In 1920, on the wings of a coast-to-coast membership canvass launched by two professional publicity agents and the mystique of D. W. Griffith's Klan-minded 1915 film classic, "Birth of a Nation," the Klan went nationwide. By 1925, some 4 million to 5 million Americans were enrolled as members. They would one day include such future public figures as Hugo Black of Alabama, later justice of the U.S. Supreme Court, and Robert Byrd of West Virginia, now minority leader of the U.S. Senate.
Klansmen throughout the country denounced and occasionally abducted and whipped Negroes, bootleggers, adulterers, pacifists, Jews, radicals, Catholics, evolutionists and others whose race, beliefs or behavior failed to conform with the Klan's narrow notion of Americanism. Though its membership was largely confined to the lower middle class in small rural towns, the Klan was potent enough to claim prominent business and political allies and was occasionally welcomed by clergymen as an agency of moral censorship.
National prosperity after 1925 reduced the social jealousies on which the Klan fed, and membership rapidly declined. Though it surfaced again from time to time, the Klan has never again proved more than a tiny extremist offshoot of the red-neck segregationist right. Even during the turbulent civil rights days of the 1960s, when Klan membership rose briefly to 40,000, the organization stood remote from the southern political mainstream, denounced by governors who chose less spectacular means to hobble the advance of Negro rights.
Despite its organizational impotence, however, the Ku Klux Klan remains among America's most inflammatory symbols: as bone-chilling in its white-robed majesty as a swastika armband or a hangman's noose.
The closer one gets to the Klan, however, the less horrific and more pathetic it appears. Anti-mask laws aimed at the Klan, for example, have revealed the man beneath the hood as usually a paunchy figure with dewlaps and spectacles: a septic tank cleaner, perhaps, or a peddler of termite spray.

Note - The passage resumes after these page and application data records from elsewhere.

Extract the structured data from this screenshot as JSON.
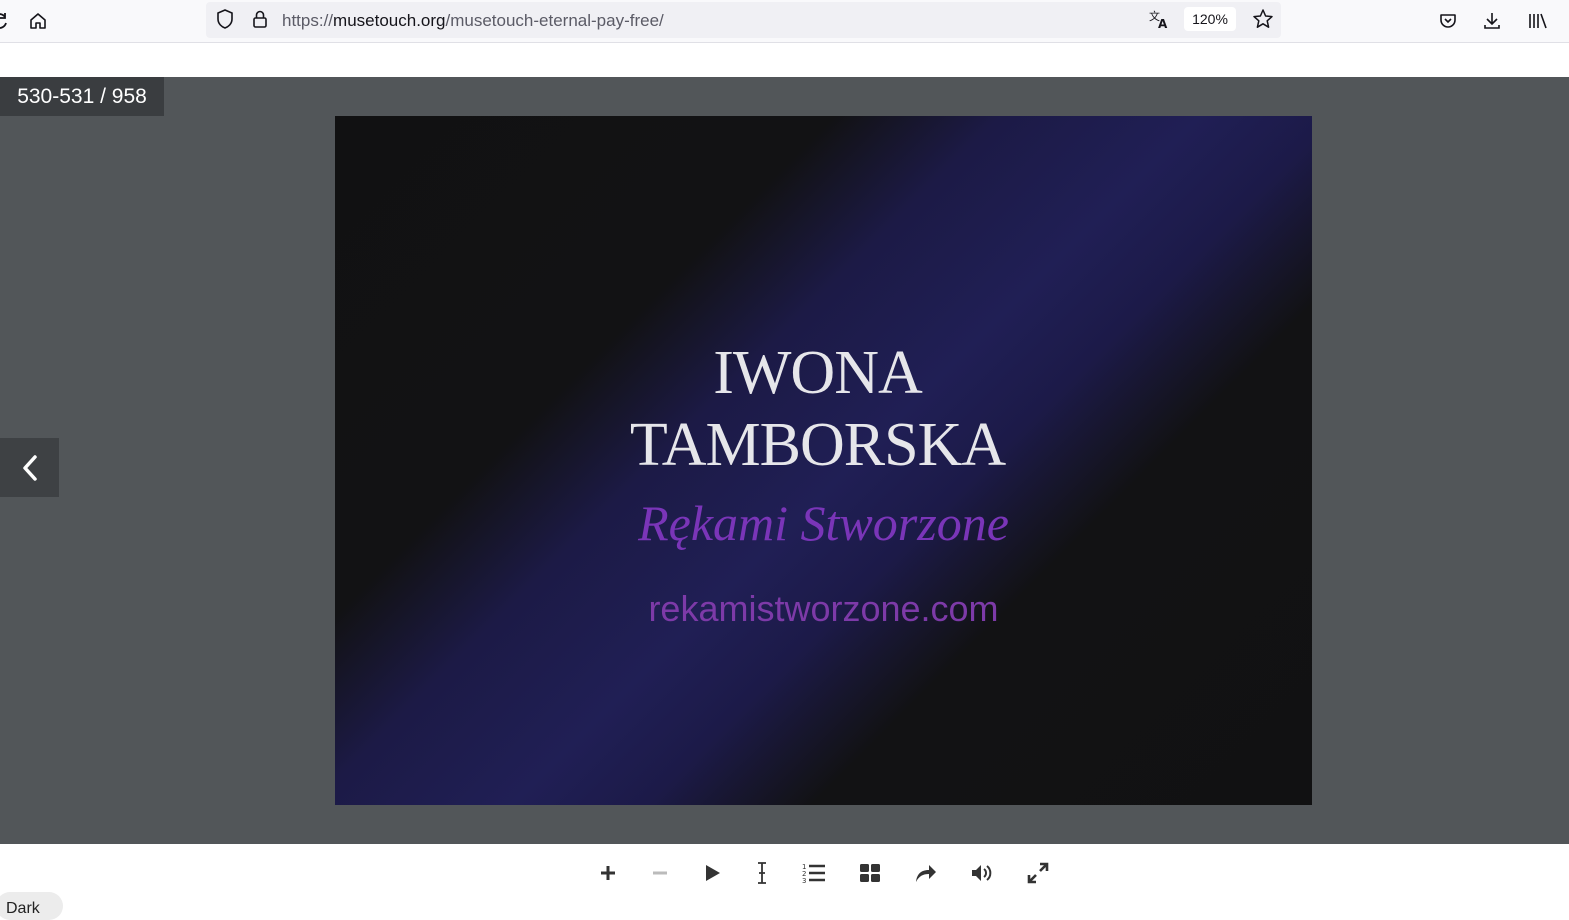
{
  "browser": {
    "url_prefix": "https://",
    "url_domain": "musetouch.org",
    "url_path": "/musetouch-eternal-pay-free/",
    "zoom": "120%"
  },
  "viewer": {
    "page_counter": "530-531 / 958"
  },
  "slide": {
    "title_line1": "IWONA",
    "title_line2": "TAMBORSKA",
    "subtitle": "Rękami Stworzone",
    "website": "rekamistworzone.com"
  },
  "footer": {
    "dark_label": "Dark"
  },
  "icons": [
    "reload-icon",
    "home-icon",
    "shield-icon",
    "lock-icon",
    "translate-icon",
    "star-icon",
    "pocket-icon",
    "download-icon",
    "library-icon",
    "chevron-left-icon",
    "zoom-in-icon",
    "zoom-out-icon",
    "play-icon",
    "text-select-icon",
    "toc-icon",
    "thumbnails-icon",
    "share-icon",
    "sound-icon",
    "fullscreen-icon"
  ]
}
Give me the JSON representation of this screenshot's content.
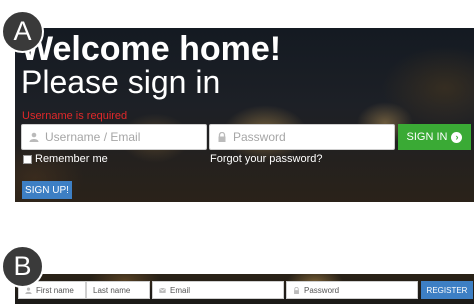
{
  "labels": {
    "a": "A",
    "b": "B"
  },
  "login": {
    "title_line1": "Welcome home!",
    "title_line2": "Please sign in",
    "error": "Username is required",
    "username_placeholder": "Username / Email",
    "password_placeholder": "Password",
    "signin_label": "SIGN IN",
    "remember_label": "Remember me",
    "forgot_label": "Forgot your password?",
    "signup_label": "SIGN UP!"
  },
  "register": {
    "first_name": "First name",
    "last_name": "Last name",
    "email": "Email",
    "password": "Password",
    "register_label": "REGISTER"
  },
  "colors": {
    "signin_green": "#3aaa35",
    "primary_blue": "#3d7fc4",
    "error_red": "#e0282a",
    "badge_gray": "#3a3a3a"
  },
  "icons": [
    "user-icon",
    "lock-icon",
    "email-icon",
    "arrow-right-circle-icon"
  ]
}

In addition, the vigorous marketing of Klan trappings -- rings, highball glasses and KKK belt buckles -- suggests a leadership mentality geared more toward profit than intimidation; one that lures would-be Klansmen -- many of them illiterate, fearful and confused -- with the reassuring insignias of a lodge for the racially insecure.
Finally, like most extremist groups, the Klan constantly undermines itself with the tyranny of its own narrow minds. Multiple Klan factions -- The Knights of the KKK, the Invisible Empire of the KKK, the United Klans of America and others-- squabble over ideological purity and who wears the most authentic dunce cap. Once the scariest horror show in town, the Klan today isn't even good theater.
So why the alarm? There is something in the excited overreaction to the Klan's projected visit as disquieting as the visit itself. For if bigotry is a major force in our society, it is not the bedsheet bigotry of the Ku Klux Klan but the pinstriped variety that masquerades as social exclusiveness. If terrorism is what we're worried about, it's not the nightriding Klan type that stalks our time but the random violence of the street assassin and the explosive alienation of the political terrorist.
Demonstrating against the Klan is too easy. It ignores what the police usually tell us: that the occasional charred cross in a suburban yard or swastika daubed on a synagogue wall is not the work of the Klan but the less-than-tasteless pranksterism of our own children. We march against the Klan in the futile and unconscious wish that what truly worries us--the problem of evil--is as defined and identifiable as a hooded robe. And it almost never is. In the end, the most frightening thing about the Klan is not the organization or its members. It's the shadowy fears they mirror within our own minds and hearts.